According to a report in Digitimes, Asus and HTC don’t want to put second generation Chromebooks into place because sales haven’t been so hot, so far. And PC giant Acer is also just thinking about whether to bite or not.
Chromebook IIs will be priced at between $450 and $550 and that means they’re not really that competitive with Apple’s iPad, nor even with netbooks, kitted with Atoms and Windows.
Google is no doubt also facing competition from a different sphere – Microsoft. With its plans well advanced to introduce the Windows 8 operating system, no doubt it is wooing the ODMs as we speak.
Google has made attempts to woo the ODMs too – but it doesn’t have the clout that Microsoft, a long term partner with the Taiwanese ODMs, does.
Given that, we can expect to see a bunch of Ultrabooks at Computex in the next week, so it looks like the game is on, as far as competition goes.
Notebook Original Design Manufacturers (ODMs) and brand vendors are squabbling as the Windows 8 launch looms, largely due to Microsoft’s new verification system.
OEM Activation 3.0 (OA 3.0) means there will be complications in production lines and eventually cost Microsoft partners a lot of money. The ODMs and vendors both argue the other should pay the price.
The problem is Microsoft’s fault. In changing the activation process for the consumer, it’s making the manufacturing process more difficult for the ODMs. With Windows 8, Microsoft will have the OS pre-installed into the BIOS, giving up on the days of old and the Certificate of Authenticity labels.
That’s all well and good, but manufacturers are complaining that it’s a lot easier to build PCs with the operating system in the hard drive. The proposed change means each system will need more attention to make sure everything is installed properly. With that comes extra training for the staff in an economy where manufacturing workers are already demanding higher wages.

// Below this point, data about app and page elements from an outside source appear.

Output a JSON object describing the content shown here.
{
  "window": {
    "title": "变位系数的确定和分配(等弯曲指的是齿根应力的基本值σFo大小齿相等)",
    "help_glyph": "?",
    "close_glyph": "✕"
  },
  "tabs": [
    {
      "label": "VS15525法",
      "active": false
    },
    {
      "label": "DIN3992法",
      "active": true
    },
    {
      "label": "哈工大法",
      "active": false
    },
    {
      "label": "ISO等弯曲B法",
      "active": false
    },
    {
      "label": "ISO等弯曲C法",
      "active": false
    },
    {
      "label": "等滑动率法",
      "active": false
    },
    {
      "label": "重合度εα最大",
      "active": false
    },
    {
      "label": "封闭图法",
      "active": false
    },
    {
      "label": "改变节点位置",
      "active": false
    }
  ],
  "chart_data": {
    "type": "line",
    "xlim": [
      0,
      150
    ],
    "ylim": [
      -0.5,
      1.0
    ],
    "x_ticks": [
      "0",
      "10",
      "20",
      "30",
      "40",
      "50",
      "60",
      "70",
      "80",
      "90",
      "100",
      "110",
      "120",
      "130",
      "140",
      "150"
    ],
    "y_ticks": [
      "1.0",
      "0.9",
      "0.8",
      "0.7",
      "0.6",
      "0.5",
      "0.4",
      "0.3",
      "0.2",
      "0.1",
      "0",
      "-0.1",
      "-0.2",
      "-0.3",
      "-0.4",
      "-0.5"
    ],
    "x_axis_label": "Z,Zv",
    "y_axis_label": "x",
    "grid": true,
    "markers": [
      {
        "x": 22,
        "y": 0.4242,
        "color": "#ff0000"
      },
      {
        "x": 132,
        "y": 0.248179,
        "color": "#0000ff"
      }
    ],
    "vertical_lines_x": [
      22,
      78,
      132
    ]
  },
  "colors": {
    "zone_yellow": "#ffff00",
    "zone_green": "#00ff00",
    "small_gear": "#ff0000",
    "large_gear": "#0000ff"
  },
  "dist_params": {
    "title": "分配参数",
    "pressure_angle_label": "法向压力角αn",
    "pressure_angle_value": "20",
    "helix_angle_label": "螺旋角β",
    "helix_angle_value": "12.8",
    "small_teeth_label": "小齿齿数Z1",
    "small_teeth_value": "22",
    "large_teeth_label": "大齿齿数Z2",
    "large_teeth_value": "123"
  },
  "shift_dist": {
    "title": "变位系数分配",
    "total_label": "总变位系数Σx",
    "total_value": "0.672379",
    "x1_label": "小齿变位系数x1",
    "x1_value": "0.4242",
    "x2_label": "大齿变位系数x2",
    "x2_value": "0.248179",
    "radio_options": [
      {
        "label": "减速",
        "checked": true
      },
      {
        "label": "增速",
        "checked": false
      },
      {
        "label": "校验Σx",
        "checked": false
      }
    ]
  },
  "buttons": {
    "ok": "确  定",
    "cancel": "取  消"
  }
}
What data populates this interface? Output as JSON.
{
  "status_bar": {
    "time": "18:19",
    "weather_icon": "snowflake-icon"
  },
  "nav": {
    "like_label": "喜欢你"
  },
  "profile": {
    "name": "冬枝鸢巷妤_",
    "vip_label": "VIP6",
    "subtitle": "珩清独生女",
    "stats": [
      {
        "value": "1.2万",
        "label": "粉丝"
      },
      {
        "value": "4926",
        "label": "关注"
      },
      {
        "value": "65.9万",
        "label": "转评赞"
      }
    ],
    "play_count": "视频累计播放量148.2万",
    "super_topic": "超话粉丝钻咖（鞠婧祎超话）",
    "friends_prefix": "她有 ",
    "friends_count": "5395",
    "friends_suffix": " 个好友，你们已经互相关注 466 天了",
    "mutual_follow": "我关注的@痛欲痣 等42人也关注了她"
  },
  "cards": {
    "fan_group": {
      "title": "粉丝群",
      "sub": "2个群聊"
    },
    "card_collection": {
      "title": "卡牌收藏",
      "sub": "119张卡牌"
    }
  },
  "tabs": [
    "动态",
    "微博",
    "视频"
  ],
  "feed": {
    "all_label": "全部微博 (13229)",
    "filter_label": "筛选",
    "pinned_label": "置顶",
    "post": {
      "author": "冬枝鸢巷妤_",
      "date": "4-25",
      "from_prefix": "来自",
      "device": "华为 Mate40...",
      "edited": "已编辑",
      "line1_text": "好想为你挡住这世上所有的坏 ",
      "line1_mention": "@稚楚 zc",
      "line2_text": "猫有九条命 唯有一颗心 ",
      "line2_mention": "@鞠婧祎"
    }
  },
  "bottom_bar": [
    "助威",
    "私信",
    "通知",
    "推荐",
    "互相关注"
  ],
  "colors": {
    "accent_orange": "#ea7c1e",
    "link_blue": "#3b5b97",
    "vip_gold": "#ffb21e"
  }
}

Digitimes’ sources claim that without the authenticity label, an installation overlap is likely – which could spill over to problems with ODM yield rates.
Funnily enough, the sources believe Microsoft is playing its hardware partners against each other. They claim it whispered reassuringly into the ear of the ODMs, telling them that the brand vendors would cough up the extra costs.
Then it went to the brand vendors and told them the ODMs will take the hit.
Now, neither knows what the score is, while Microsoft’s position is clear: it must get Windows 8 out at any cost. As long as it’s not its own.
Corporations eager to spend money refreshing their enterprise PC range have been thrown into a tizz by the CEO of HP foolishly saying he’d spin off the company’s PC unit. Maybe.
But it’s not just the corporate world that has been shocked by Leo Apotheker’s pre-emptive decision.
Over in Taiwan, the move has got all sorts of contract manufacturers in a spin, too.
According to the Taiwan Economic News, the Ministry of Economic Affairs is creating vast spreadsheets calculating what effect an HP spin off of PCs would have on its own original design manufacturers (ODMs).
They are panicking whether a Korean company, such as the mighty chaebol Samsung, might snap up the HP PC business.
The Ministry is also concerned about whether or not HP’s commitment to build an R&D centre in Old Taipei might come to nothing, too.
According to the Taiwan Economic News, here, HP selling off its PC division would have a worse effect than IBM selling its PC division to Chinese manufacturer Lenovo.
The difference between HP and IBM, however, is that Big Blue sold it off without a mighty pre-announcement that has introduced fear, uncertainty and doubt into both the supply chain and to HP’s corporate customers.
SAPman strikes again.